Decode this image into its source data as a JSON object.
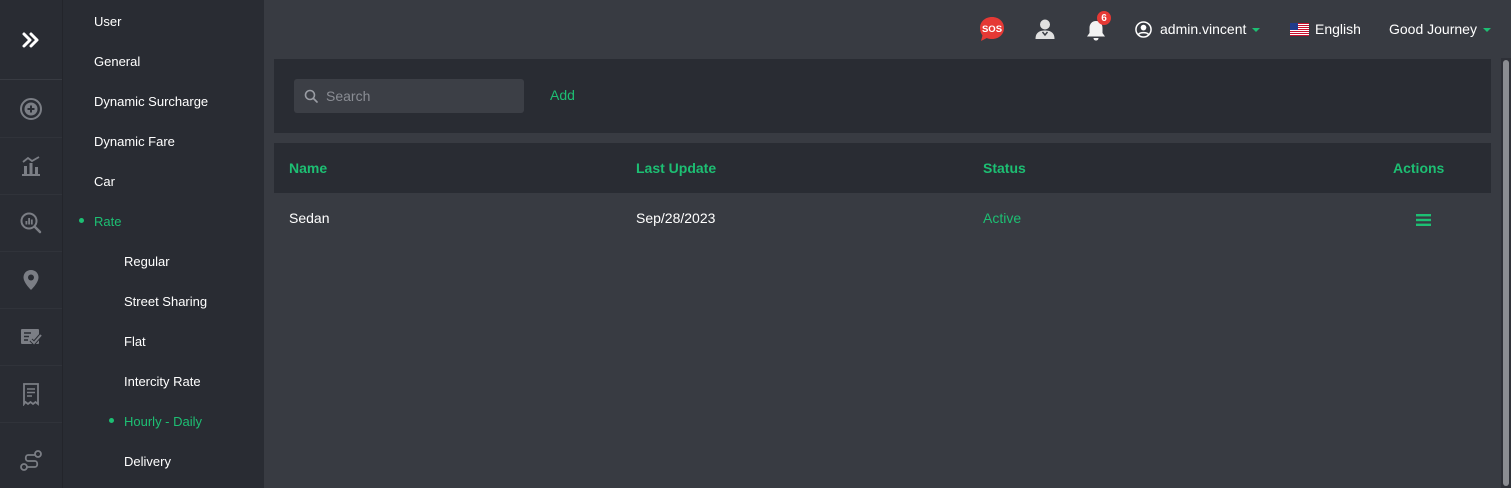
{
  "rail": {
    "expand_icon": "double-chevron-right-icon",
    "items": [
      {
        "icon": "plus-circle-icon"
      },
      {
        "icon": "bar-chart-icon"
      },
      {
        "icon": "search-analytics-icon"
      },
      {
        "icon": "location-pin-icon"
      },
      {
        "icon": "checklist-icon"
      },
      {
        "icon": "receipt-icon"
      },
      {
        "icon": "route-icon"
      }
    ]
  },
  "subnav": {
    "items": [
      {
        "label": "User"
      },
      {
        "label": "General"
      },
      {
        "label": "Dynamic Surcharge"
      },
      {
        "label": "Dynamic Fare"
      },
      {
        "label": "Car"
      },
      {
        "label": "Rate",
        "active": true
      },
      {
        "label": "Regular"
      },
      {
        "label": "Street Sharing"
      },
      {
        "label": "Flat"
      },
      {
        "label": "Intercity Rate"
      },
      {
        "label": "Hourly - Daily",
        "active": true
      },
      {
        "label": "Delivery"
      }
    ]
  },
  "header": {
    "sos_label": "SOS",
    "notification_count": "6",
    "username": "admin.vincent",
    "language": "English",
    "company": "Good Journey"
  },
  "toolbar": {
    "search_placeholder": "Search",
    "add_label": "Add"
  },
  "table": {
    "columns": [
      "Name",
      "Last Update",
      "Status",
      "Actions"
    ],
    "rows": [
      {
        "name": "Sedan",
        "last_update": "Sep/28/2023",
        "status": "Active",
        "action_icon": "hamburger-menu-icon"
      }
    ]
  },
  "colors": {
    "accent": "#1dbf73",
    "sos": "#e53935",
    "badge": "#e53935",
    "background": "#383b42",
    "panel": "#292c33"
  }
}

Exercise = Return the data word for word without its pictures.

Response to this task =
Decode this image into its source data as a JSON object.
{
  "rail": {
    "expand_icon": "double-chevron-right-icon",
    "items": [
      {
        "icon": "plus-circle-icon"
      },
      {
        "icon": "bar-chart-icon"
      },
      {
        "icon": "search-analytics-icon"
      },
      {
        "icon": "location-pin-icon"
      },
      {
        "icon": "checklist-icon"
      },
      {
        "icon": "receipt-icon"
      },
      {
        "icon": "route-icon"
      }
    ]
  },
  "subnav": {
    "items": [
      {
        "label": "User"
      },
      {
        "label": "General"
      },
      {
        "label": "Dynamic Surcharge"
      },
      {
        "label": "Dynamic Fare"
      },
      {
        "label": "Car"
      },
      {
        "label": "Rate",
        "active": true
      },
      {
        "label": "Regular"
      },
      {
        "label": "Street Sharing"
      },
      {
        "label": "Flat"
      },
      {
        "label": "Intercity Rate"
      },
      {
        "label": "Hourly - Daily",
        "active": true
      },
      {
        "label": "Delivery"
      }
    ]
  },
  "header": {
    "sos_label": "SOS",
    "notification_count": "6",
    "username": "admin.vincent",
    "language": "English",
    "company": "Good Journey"
  },
  "toolbar": {
    "search_placeholder": "Search",
    "add_label": "Add"
  },
  "table": {
    "columns": [
      "Name",
      "Last Update",
      "Status",
      "Actions"
    ],
    "rows": [
      {
        "name": "Sedan",
        "last_update": "Sep/28/2023",
        "status": "Active",
        "action_icon": "hamburger-menu-icon"
      }
    ]
  },
  "colors": {
    "accent": "#1dbf73",
    "sos": "#e53935",
    "badge": "#e53935",
    "background": "#383b42",
    "panel": "#292c33"
  }
}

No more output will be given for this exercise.